Exercise objective:
Each record has to be repeated exactly as given.

Source material:
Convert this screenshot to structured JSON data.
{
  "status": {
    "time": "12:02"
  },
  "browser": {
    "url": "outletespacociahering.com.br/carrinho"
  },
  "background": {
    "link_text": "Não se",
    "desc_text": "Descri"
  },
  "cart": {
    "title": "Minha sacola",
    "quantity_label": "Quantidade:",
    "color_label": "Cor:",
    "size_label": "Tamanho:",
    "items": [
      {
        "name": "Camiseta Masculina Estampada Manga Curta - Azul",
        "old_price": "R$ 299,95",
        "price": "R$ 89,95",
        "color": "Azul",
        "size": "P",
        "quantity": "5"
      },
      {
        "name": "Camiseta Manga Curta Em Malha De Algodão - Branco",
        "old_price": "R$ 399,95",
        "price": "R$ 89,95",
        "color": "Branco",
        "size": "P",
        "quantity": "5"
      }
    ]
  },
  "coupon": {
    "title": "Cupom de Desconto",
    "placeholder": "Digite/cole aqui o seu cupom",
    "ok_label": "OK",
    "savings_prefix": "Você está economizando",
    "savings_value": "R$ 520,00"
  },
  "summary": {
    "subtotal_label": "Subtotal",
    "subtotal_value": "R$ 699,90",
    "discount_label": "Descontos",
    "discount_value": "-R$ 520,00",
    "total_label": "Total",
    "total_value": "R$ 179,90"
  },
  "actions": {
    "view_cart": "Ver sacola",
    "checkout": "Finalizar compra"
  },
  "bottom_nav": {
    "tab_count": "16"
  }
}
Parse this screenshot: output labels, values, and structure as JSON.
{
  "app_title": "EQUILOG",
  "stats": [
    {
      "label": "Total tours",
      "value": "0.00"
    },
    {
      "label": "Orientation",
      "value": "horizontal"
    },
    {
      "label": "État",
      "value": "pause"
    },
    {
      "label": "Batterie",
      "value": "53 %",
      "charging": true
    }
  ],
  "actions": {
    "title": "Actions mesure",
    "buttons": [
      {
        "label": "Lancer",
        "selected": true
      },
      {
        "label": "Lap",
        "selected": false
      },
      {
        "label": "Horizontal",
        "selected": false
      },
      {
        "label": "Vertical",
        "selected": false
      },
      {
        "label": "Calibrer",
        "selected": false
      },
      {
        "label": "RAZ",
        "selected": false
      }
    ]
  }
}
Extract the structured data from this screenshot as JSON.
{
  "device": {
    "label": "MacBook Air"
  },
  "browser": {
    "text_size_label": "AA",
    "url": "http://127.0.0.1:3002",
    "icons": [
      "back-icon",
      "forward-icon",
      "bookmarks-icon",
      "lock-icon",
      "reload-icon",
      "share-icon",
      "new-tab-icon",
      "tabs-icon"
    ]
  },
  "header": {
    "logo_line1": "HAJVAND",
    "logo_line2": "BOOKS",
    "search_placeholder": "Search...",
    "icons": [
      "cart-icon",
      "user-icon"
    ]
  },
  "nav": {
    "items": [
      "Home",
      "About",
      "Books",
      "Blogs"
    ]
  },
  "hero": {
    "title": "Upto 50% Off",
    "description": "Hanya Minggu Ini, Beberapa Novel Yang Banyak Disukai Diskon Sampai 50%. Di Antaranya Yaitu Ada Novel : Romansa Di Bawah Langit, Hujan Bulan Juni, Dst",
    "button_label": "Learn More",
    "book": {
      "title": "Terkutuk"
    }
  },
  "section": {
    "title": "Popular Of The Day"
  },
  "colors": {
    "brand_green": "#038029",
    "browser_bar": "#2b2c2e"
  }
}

Solved problem:
Convert this screenshot to structured JSON data.
{
  "status": {
    "time": "12:02"
  },
  "browser": {
    "url": "outletespacociahering.com.br/carrinho"
  },
  "background": {
    "link_text": "Não se",
    "desc_text": "Descri"
  },
  "cart": {
    "title": "Minha sacola",
    "quantity_label": "Quantidade:",
    "color_label": "Cor:",
    "size_label": "Tamanho:",
    "items": [
      {
        "name": "Camiseta Masculina Estampada Manga Curta - Azul",
        "old_price": "R$ 299,95",
        "price": "R$ 89,95",
        "color": "Azul",
        "size": "P",
        "quantity": "5"
      },
      {
        "name": "Camiseta Manga Curta Em Malha De Algodão - Branco",
        "old_price": "R$ 399,95",
        "price": "R$ 89,95",
        "color": "Branco",
        "size": "P",
        "quantity": "5"
      }
    ]
  },
  "coupon": {
    "title": "Cupom de Desconto",
    "placeholder": "Digite/cole aqui o seu cupom",
    "ok_label": "OK",
    "savings_prefix": "Você está economizando",
    "savings_value": "R$ 520,00"
  },
  "summary": {
    "subtotal_label": "Subtotal",
    "subtotal_value": "R$ 699,90",
    "discount_label": "Descontos",
    "discount_value": "-R$ 520,00",
    "total_label": "Total",
    "total_value": "R$ 179,90"
  },
  "actions": {
    "view_cart": "Ver sacola",
    "checkout": "Finalizar compra"
  },
  "bottom_nav": {
    "tab_count": "16"
  }
}
Parse this screenshot: output labels, values, and structure as JSON.
{
  "app_title": "EQUILOG",
  "stats": [
    {
      "label": "Total tours",
      "value": "0.00"
    },
    {
      "label": "Orientation",
      "value": "horizontal"
    },
    {
      "label": "État",
      "value": "pause"
    },
    {
      "label": "Batterie",
      "value": "53 %",
      "charging": true
    }
  ],
  "actions": {
    "title": "Actions mesure",
    "buttons": [
      {
        "label": "Lancer",
        "selected": true
      },
      {
        "label": "Lap",
        "selected": false
      },
      {
        "label": "Horizontal",
        "selected": false
      },
      {
        "label": "Vertical",
        "selected": false
      },
      {
        "label": "Calibrer",
        "selected": false
      },
      {
        "label": "RAZ",
        "selected": false
      }
    ]
  }
}
Extract the structured data from this screenshot as JSON.
{
  "device": {
    "label": "MacBook Air"
  },
  "browser": {
    "text_size_label": "AA",
    "url": "http://127.0.0.1:3002",
    "icons": [
      "back-icon",
      "forward-icon",
      "bookmarks-icon",
      "lock-icon",
      "reload-icon",
      "share-icon",
      "new-tab-icon",
      "tabs-icon"
    ]
  },
  "header": {
    "logo_line1": "HAJVAND",
    "logo_line2": "BOOKS",
    "search_placeholder": "Search...",
    "icons": [
      "cart-icon",
      "user-icon"
    ]
  },
  "nav": {
    "items": [
      "Home",
      "About",
      "Books",
      "Blogs"
    ]
  },
  "hero": {
    "title": "Upto 50% Off",
    "description": "Hanya Minggu Ini, Beberapa Novel Yang Banyak Disukai Diskon Sampai 50%. Di Antaranya Yaitu Ada Novel : Romansa Di Bawah Langit, Hujan Bulan Juni, Dst",
    "button_label": "Learn More",
    "book": {
      "title": "Terkutuk"
    }
  },
  "section": {
    "title": "Popular Of The Day"
  },
  "colors": {
    "brand_green": "#038029",
    "browser_bar": "#2b2c2e"
  }
}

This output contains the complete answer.